Our teaching is complete here at ESBTAO in Togo. Tomorrow (Friday) is the final exam, and then we head to the airport for the long trip home. While the students are presumably studying ferociously, we enjoyed a long dinner and conversation with Director Allaboe this evening.
Despite what often feels like a slow pace to the class, it is quite incredible to look back at the ground we have covered. Despite working through a translator and cultural differences, we have discussed many exegetical principles, theological motifs, and passages from Mark in detail. We have discussed the nature of pastoral ministry to the suffering, how to prepare a sermon, and eschatology. The breadth of the class has indeed been great (partially by my purpose, and partially because of their questions).
The more that I get to know the students, the more impressed I am, and the more honored I am to be a part of their lives, albeit for a few short weeks. We have students from at least three countries, who have left family and security behind, who plan to be pastors and missionaries and church planters, even in Muslim-majority parts of Africa. It is easy to see their sharp intellects by their comments in class, but in the conversations during breaks and after class is when I have made friendships. Today, for example, we spoke to a student who speaks four languages (French, English, Ewe, Kabye, his tribal language), and wants to plant churches in northern Togo in a nominally Muslim region. He is a fairly quiet student in class, but I saw a tremendous strength to his character.
We eat three times a day at the Allaboes' house, and there is often another visitor(s). Our conversations around the table at meals have been fascinating. Through them, I have learned an incredible amount about many things--the status of the church and theological education in francophone West Africa, for one, not to mention the insights into central African politics. Director and Madame Allaboe obviously understand West Africa, but he has spent a lot of time in the West for studies, so he has a unique ability to share his insights regarding the differences and similarities between the West and Africa, what works and what doesn't, and how to best move forward.

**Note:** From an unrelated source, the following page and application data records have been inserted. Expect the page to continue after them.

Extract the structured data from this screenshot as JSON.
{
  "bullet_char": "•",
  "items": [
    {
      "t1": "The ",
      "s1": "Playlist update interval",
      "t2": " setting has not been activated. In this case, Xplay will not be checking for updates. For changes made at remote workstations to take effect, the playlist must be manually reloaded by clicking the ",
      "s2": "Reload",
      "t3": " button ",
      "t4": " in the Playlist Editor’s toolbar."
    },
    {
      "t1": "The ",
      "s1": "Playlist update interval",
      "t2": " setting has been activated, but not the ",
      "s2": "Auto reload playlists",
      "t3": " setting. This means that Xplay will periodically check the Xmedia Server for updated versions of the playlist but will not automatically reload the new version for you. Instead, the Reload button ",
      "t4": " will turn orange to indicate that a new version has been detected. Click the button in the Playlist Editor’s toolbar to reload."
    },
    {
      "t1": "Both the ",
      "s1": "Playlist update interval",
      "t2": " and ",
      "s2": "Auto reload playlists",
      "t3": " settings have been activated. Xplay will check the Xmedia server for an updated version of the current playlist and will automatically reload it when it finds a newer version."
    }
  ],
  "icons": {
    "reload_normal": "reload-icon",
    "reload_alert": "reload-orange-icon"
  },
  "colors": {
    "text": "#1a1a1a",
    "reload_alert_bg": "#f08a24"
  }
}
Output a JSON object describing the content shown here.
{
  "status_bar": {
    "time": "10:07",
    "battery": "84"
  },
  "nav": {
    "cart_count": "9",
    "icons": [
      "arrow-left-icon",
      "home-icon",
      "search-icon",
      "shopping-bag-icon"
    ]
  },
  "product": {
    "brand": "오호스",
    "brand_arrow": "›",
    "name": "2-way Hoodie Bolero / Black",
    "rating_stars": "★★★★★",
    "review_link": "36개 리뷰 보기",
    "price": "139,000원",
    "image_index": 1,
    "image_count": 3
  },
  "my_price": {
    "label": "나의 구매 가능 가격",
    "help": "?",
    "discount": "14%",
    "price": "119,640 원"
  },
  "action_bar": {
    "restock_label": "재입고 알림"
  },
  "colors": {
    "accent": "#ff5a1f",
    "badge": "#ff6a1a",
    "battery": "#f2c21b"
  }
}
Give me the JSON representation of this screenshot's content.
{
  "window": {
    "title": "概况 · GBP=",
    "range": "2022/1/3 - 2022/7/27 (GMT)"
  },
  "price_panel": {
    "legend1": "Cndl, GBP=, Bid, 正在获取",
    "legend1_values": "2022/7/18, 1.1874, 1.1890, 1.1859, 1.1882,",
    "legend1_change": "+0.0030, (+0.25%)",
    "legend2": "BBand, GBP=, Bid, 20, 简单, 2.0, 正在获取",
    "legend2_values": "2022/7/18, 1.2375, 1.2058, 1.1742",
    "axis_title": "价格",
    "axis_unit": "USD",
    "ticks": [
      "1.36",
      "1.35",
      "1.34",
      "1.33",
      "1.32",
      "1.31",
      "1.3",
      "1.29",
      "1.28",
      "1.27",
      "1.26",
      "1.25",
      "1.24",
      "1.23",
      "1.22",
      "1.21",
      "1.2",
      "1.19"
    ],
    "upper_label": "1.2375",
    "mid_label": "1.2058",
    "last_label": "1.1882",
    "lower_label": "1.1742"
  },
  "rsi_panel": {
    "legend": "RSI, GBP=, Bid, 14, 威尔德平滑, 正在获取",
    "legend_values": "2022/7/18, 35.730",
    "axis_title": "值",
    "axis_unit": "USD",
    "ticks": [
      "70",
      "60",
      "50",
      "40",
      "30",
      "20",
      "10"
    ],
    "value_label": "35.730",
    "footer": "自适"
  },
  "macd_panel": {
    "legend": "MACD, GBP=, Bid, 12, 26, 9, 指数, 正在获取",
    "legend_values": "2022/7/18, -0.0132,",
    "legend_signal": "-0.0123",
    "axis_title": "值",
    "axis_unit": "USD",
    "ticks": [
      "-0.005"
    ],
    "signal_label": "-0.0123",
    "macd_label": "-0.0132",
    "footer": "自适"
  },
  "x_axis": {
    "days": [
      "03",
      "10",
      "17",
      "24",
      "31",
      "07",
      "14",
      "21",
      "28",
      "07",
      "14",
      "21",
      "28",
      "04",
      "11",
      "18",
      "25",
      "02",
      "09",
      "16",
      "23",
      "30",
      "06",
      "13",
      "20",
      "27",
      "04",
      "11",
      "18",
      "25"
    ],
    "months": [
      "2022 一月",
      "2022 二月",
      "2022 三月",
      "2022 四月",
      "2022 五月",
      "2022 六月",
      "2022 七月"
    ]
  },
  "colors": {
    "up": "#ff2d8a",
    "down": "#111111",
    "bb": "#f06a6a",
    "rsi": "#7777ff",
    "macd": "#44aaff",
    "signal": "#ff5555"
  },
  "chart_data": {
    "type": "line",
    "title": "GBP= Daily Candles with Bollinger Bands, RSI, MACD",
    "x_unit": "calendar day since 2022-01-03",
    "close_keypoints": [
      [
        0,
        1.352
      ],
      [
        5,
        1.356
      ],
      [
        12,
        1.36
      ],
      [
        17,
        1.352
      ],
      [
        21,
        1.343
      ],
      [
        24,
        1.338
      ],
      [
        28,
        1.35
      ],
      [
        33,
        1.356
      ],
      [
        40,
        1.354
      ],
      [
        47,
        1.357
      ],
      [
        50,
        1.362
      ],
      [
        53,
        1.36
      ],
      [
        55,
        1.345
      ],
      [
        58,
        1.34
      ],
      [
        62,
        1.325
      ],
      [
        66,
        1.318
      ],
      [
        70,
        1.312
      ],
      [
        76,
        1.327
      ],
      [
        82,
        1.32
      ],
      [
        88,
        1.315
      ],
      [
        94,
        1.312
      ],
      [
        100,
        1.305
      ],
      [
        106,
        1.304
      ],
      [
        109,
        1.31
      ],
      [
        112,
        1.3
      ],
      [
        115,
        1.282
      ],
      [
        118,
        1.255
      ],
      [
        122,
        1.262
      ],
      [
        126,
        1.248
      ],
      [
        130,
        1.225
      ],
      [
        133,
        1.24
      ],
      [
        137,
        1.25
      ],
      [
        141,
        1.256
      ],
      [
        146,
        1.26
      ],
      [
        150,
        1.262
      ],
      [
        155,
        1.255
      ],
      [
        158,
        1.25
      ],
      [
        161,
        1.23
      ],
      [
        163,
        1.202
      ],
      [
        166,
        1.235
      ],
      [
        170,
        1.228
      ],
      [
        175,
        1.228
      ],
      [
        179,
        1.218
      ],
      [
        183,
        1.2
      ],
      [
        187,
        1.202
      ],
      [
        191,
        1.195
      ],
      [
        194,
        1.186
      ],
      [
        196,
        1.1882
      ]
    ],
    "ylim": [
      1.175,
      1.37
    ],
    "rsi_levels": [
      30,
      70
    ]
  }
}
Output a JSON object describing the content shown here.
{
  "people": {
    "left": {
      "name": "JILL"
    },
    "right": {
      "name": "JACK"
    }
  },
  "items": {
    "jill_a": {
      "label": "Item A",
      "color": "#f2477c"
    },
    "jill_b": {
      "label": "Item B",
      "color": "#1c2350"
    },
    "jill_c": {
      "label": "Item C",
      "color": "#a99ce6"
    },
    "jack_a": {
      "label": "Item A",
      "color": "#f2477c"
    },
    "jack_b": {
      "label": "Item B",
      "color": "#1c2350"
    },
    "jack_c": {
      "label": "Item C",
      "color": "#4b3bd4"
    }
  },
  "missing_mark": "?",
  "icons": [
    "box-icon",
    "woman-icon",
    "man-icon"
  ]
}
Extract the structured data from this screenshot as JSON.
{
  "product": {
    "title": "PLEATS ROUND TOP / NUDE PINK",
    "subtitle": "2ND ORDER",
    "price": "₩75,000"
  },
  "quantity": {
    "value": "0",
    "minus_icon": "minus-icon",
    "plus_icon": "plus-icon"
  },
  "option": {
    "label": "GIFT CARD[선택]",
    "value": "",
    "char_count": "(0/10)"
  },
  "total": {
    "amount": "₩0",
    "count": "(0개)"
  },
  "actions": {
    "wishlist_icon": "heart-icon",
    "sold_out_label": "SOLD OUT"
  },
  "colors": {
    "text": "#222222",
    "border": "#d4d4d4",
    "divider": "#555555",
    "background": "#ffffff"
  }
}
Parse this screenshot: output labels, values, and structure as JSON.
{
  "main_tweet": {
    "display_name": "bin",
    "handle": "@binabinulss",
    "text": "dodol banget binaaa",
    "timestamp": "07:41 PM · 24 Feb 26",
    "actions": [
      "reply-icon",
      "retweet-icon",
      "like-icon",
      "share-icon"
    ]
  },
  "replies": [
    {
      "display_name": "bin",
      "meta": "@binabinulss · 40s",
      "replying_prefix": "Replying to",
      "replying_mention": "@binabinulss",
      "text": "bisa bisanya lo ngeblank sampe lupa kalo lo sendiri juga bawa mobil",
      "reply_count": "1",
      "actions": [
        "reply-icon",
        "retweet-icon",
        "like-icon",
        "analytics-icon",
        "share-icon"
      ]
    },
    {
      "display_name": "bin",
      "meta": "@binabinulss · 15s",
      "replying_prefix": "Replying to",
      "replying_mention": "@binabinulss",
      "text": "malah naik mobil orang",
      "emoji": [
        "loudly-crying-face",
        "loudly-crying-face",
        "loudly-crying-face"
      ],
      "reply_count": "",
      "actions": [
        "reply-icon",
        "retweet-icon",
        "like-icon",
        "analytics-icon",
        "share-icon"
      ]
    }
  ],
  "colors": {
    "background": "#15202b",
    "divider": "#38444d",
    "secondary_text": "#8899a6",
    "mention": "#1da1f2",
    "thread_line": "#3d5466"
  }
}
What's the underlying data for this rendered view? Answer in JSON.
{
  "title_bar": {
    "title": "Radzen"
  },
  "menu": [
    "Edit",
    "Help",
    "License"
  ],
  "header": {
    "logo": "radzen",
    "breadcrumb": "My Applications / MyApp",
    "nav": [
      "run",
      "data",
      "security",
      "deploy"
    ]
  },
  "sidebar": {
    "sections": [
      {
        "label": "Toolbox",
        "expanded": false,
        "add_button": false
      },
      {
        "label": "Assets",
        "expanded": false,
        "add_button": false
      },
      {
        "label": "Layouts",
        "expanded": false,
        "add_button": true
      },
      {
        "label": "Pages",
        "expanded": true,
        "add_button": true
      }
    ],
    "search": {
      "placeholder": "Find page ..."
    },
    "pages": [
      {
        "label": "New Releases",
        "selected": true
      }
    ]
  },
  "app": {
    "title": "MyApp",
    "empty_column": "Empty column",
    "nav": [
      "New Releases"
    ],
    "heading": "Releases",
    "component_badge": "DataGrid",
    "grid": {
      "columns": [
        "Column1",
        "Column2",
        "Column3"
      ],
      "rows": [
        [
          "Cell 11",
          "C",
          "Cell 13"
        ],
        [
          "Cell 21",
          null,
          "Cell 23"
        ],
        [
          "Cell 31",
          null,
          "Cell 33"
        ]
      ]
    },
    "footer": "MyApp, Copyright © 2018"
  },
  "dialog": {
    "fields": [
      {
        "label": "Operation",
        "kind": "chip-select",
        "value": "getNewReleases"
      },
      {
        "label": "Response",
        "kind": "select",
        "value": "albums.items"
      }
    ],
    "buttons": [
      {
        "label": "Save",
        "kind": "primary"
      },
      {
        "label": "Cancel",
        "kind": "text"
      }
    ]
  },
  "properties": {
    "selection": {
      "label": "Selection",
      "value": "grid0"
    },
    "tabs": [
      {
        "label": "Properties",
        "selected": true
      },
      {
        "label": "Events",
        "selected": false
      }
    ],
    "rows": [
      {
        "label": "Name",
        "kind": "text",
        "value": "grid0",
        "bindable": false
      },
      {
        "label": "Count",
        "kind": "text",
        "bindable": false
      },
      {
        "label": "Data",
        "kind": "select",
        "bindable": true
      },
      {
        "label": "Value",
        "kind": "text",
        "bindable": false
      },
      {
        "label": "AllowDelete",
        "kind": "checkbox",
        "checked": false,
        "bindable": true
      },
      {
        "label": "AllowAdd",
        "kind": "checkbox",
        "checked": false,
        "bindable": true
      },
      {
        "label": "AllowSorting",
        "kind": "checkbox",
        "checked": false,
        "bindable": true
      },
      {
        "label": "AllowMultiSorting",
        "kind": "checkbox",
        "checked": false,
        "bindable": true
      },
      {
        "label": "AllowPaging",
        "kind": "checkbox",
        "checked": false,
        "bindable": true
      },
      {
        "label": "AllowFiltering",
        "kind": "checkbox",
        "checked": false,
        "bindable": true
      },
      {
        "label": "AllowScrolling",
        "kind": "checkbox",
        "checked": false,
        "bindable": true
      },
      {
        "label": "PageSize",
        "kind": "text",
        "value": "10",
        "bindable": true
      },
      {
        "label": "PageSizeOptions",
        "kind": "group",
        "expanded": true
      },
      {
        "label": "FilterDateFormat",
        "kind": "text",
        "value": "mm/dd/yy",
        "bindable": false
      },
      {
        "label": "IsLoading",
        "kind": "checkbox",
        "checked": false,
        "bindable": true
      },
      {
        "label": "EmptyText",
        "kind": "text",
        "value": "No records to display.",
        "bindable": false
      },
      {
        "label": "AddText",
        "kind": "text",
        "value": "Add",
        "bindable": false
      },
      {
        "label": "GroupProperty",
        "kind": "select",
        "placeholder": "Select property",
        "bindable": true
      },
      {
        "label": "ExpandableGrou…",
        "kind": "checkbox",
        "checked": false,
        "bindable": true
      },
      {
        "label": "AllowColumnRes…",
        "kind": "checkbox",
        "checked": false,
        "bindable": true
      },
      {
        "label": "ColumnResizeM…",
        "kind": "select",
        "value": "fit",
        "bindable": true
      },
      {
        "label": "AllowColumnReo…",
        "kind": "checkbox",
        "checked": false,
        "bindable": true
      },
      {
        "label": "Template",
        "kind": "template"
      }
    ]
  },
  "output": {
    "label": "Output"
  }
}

Yet, in the midst of the cultural avalanche, we are here to teach the Bible, and the students are here to learn the Bible. In many respects, it's our common language. I have prepared for months, and still wound up re-working most of the first week. Each day means several hours of prep, followed by three hours of teaching. The prayer and hope and goal is not mere information transfer. We want to see a wave of young pastors who fall in love with God, who treasure and understand His Word, and who are compelled by His Spirit to serve Him by serving His church. To that end I pray, that a deeper understanding of Scripture, and the Gospels in particular, would be the seeds of a powerful movement of churches in West Africa.